These sites provide websites dedicated to connecting travelers looking to work for a place to stay and people who need a hand with any number of projects and are willing to put up travelers in exchange for a few hours a day of work. The arrangements vary by the institution you are visiting: some just ask that you help out around the house with their kids in exchange for a couch and meals, others have set work schedules that you will be adhering to with a private room and shower. It all depends on the posting itself, so be sure to read through the ENTIRE posting before contacting the host, and know if it is some place you are willing to work. You don’t want to waste anyone’s time, least of all your own.


It all starts with your profile. You should have a picture of yourself, and present yourself and whomever you are traveling with in as inviting a way as possible. Never forget that you are essentially a stranger that is being invited into someone’s home: you want to show that you are helpful, respectful, kind, considerate, and friendly. There’s no requirement that any host accept you—you need to convince them why you will be a good person for them to bring into their house.
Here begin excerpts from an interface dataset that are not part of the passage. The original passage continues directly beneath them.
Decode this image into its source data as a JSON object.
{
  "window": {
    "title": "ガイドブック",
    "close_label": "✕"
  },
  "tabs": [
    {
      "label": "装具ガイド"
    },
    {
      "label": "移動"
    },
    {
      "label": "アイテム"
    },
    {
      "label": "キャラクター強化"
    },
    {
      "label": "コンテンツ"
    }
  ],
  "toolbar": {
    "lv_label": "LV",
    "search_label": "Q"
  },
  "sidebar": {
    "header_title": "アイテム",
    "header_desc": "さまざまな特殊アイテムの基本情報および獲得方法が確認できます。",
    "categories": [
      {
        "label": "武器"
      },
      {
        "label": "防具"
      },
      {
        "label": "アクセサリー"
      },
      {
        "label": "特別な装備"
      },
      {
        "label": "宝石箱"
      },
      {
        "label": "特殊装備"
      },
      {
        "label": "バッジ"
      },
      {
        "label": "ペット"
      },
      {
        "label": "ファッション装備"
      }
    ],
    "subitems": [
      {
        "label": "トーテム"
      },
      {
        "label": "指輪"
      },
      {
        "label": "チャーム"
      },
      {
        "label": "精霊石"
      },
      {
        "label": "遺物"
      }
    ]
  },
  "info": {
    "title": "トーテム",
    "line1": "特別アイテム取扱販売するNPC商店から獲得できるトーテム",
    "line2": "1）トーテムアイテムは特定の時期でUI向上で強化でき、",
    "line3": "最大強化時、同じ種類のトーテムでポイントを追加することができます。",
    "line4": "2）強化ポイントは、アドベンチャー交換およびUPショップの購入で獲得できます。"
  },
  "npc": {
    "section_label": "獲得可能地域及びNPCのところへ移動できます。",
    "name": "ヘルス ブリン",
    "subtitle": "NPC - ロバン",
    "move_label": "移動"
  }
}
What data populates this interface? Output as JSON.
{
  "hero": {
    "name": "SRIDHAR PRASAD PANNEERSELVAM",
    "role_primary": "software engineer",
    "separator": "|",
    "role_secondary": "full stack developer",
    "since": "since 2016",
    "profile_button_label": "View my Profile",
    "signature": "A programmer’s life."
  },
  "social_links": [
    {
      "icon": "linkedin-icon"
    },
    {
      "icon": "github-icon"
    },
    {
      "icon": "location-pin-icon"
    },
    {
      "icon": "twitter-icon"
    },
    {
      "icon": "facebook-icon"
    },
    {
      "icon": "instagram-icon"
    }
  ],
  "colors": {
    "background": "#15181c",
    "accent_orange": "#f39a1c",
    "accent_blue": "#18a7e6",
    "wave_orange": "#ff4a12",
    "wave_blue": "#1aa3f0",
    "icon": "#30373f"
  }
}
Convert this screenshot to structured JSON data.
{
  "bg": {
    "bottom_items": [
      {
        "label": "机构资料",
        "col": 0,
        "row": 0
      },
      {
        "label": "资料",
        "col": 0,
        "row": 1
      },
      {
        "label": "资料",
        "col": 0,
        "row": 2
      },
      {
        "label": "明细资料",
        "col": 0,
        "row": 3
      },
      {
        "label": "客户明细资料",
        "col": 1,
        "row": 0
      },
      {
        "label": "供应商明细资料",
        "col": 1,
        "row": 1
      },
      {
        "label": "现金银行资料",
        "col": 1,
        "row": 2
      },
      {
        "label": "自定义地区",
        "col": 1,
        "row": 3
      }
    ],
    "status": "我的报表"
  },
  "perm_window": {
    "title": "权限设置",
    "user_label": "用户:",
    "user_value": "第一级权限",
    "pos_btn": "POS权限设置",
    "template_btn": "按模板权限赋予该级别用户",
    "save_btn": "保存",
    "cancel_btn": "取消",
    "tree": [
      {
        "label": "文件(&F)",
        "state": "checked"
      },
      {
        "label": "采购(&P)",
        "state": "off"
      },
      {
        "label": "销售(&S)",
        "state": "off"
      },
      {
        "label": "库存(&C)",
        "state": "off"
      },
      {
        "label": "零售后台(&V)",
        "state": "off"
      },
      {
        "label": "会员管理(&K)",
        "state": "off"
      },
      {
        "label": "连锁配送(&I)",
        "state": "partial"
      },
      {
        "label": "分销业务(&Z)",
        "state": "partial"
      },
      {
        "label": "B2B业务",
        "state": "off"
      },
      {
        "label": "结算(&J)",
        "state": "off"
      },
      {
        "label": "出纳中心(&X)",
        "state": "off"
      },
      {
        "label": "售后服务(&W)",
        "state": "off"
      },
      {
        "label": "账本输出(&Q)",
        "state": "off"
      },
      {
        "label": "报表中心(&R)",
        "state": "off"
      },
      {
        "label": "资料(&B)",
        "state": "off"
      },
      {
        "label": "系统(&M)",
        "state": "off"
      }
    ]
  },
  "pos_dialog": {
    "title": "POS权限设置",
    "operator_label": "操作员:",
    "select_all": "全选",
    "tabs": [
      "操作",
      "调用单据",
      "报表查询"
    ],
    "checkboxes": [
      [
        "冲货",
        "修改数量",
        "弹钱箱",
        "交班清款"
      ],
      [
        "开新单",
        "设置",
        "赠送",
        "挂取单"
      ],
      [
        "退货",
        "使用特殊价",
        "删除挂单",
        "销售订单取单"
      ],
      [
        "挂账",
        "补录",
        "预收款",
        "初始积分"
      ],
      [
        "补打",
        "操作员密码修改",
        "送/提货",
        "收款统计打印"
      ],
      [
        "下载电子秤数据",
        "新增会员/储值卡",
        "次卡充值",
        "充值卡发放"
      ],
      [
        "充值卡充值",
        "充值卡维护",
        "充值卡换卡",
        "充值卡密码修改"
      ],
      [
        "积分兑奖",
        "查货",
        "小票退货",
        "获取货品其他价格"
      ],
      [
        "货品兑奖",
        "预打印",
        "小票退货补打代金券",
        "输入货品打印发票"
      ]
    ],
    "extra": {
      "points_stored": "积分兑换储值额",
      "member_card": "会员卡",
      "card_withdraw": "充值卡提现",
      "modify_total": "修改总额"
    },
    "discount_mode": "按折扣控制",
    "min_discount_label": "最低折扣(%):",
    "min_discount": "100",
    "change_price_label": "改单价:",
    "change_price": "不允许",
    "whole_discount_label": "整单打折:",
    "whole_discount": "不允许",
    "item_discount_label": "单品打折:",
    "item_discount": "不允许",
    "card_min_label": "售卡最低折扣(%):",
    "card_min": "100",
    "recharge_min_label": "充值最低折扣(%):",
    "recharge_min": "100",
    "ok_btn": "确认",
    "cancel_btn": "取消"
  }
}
BE FRIENDLY AND APPROACHABLE. This is paramount.


Additionally, any skills that you might have should be listed in detail. Anyone can wipe down a kitchen or pull out weeds, so if you can show that you’ll bring value to your host, now is the time to do it. If you are an electrician, carpenter, painter, or have any sort of trade experience, highlight this. Other things that will make you stand out are any experience with child care, in the hospitality industry, or something which proves that you can get along with others in an unfamiliar situation. Depending on what you bill yourself as, you might find that your hosts even contact you!


Finding a place to stay is much easier if you have a car. Sure, there will be hosts that are close to public transportation, but right off the bat this limits the amount of hosts you can stay with. It also means that you increase your competition for staying with the host: everyone without a car will be competing for the same spots. Having a car in Australia can be an expensive pain in the ass, but it also opens up a great number of opportunities for you to experience new things, since there are large swaths of the country that are in the palm of your hand which millions of other travellers won’t be able to access!


HelpX is similar to WOOFing in the sense that you are trading labor for room and board, but in my opinion it’s a better option because it is not limited explicitly to farm work. If you are explicitly seeking farm work so you can get your 88 days signed off for your second year visa, that’s a different story, but if you are looking for a different experience while trying to save some money, then HelpX is far superior. Giving you access to hotels, resorts, family homes, and farms, there is a wide variety of jobs you can add to your resume and people you can network with. All you really need to do is show that you can add value to your host, be it through a trade, cooking fantastic meals, or even just being good company for someone who can’t travel as much as you can, it’s a fantastic opportunity to break out of the East Coast backpacker trail.

Matthew KollerTravel Tips